§ Problem statement
The entire listing below is to be reproduced exactly.

§ Listed entries
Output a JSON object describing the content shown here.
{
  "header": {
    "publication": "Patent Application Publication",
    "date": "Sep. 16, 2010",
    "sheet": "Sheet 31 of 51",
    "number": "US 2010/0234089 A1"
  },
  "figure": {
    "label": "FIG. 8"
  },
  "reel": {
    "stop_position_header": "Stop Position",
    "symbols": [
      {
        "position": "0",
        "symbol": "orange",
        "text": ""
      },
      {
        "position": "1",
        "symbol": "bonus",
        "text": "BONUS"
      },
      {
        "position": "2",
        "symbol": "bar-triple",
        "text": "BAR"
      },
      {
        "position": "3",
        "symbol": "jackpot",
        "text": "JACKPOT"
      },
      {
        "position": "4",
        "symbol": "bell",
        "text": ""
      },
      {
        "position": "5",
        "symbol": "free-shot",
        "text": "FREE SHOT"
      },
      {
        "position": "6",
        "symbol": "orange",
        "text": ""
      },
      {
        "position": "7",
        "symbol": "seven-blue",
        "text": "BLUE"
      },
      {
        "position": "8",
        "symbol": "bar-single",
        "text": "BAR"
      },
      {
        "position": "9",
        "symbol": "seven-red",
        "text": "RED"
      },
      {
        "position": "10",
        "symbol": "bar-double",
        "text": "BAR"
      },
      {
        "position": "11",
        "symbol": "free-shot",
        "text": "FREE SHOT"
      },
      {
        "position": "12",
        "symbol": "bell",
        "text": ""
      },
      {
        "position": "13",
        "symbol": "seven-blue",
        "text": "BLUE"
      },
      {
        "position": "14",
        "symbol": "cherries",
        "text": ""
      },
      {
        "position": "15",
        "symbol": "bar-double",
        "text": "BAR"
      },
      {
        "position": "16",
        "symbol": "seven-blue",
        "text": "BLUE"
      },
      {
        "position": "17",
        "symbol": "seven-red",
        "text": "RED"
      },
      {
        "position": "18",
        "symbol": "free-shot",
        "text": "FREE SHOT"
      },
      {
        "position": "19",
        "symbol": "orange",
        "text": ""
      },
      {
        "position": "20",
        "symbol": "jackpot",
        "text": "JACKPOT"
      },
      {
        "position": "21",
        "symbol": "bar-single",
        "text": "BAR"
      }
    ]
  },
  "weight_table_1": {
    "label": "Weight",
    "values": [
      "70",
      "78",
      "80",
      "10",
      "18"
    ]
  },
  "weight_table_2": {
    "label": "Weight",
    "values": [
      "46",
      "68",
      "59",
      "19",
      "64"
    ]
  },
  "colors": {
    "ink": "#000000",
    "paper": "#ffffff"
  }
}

§ Solution to this exercise
Output a JSON object describing the content shown here.
{
  "header": {
    "publication": "Patent Application Publication",
    "date": "Sep. 16, 2010",
    "sheet": "Sheet 31 of 51",
    "number": "US 2010/0234089 A1"
  },
  "figure": {
    "label": "FIG. 8"
  },
  "reel": {
    "stop_position_header": "Stop Position",
    "symbols": [
      {
        "position": "0",
        "symbol": "orange",
        "text": ""
      },
      {
        "position": "1",
        "symbol": "bonus",
        "text": "BONUS"
      },
      {
        "position": "2",
        "symbol": "bar-triple",
        "text": "BAR"
      },
      {
        "position": "3",
        "symbol": "jackpot",
        "text": "JACKPOT"
      },
      {
        "position": "4",
        "symbol": "bell",
        "text": ""
      },
      {
        "position": "5",
        "symbol": "free-shot",
        "text": "FREE SHOT"
      },
      {
        "position": "6",
        "symbol": "orange",
        "text": ""
      },
      {
        "position": "7",
        "symbol": "seven-blue",
        "text": "BLUE"
      },
      {
        "position": "8",
        "symbol": "bar-single",
        "text": "BAR"
      },
      {
        "position": "9",
        "symbol": "seven-red",
        "text": "RED"
      },
      {
        "position": "10",
        "symbol": "bar-double",
        "text": "BAR"
      },
      {
        "position": "11",
        "symbol": "free-shot",
        "text": "FREE SHOT"
      },
      {
        "position": "12",
        "symbol": "bell",
        "text": ""
      },
      {
        "position": "13",
        "symbol": "seven-blue",
        "text": "BLUE"
      },
      {
        "position": "14",
        "symbol": "cherries",
        "text": ""
      },
      {
        "position": "15",
        "symbol": "bar-double",
        "text": "BAR"
      },
      {
        "position": "16",
        "symbol": "seven-blue",
        "text": "BLUE"
      },
      {
        "position": "17",
        "symbol": "seven-red",
        "text": "RED"
      },
      {
        "position": "18",
        "symbol": "free-shot",
        "text": "FREE SHOT"
      },
      {
        "position": "19",
        "symbol": "orange",
        "text": ""
      },
      {
        "position": "20",
        "symbol": "jackpot",
        "text": "JACKPOT"
      },
      {
        "position": "21",
        "symbol": "bar-single",
        "text": "BAR"
      }
    ]
  },
  "weight_table_1": {
    "label": "Weight",
    "values": [
      "70",
      "78",
      "80",
      "10",
      "18"
    ]
  },
  "weight_table_2": {
    "label": "Weight",
    "values": [
      "46",
      "68",
      "59",
      "19",
      "64"
    ]
  },
  "colors": {
    "ink": "#000000",
    "paper": "#ffffff"
  }
}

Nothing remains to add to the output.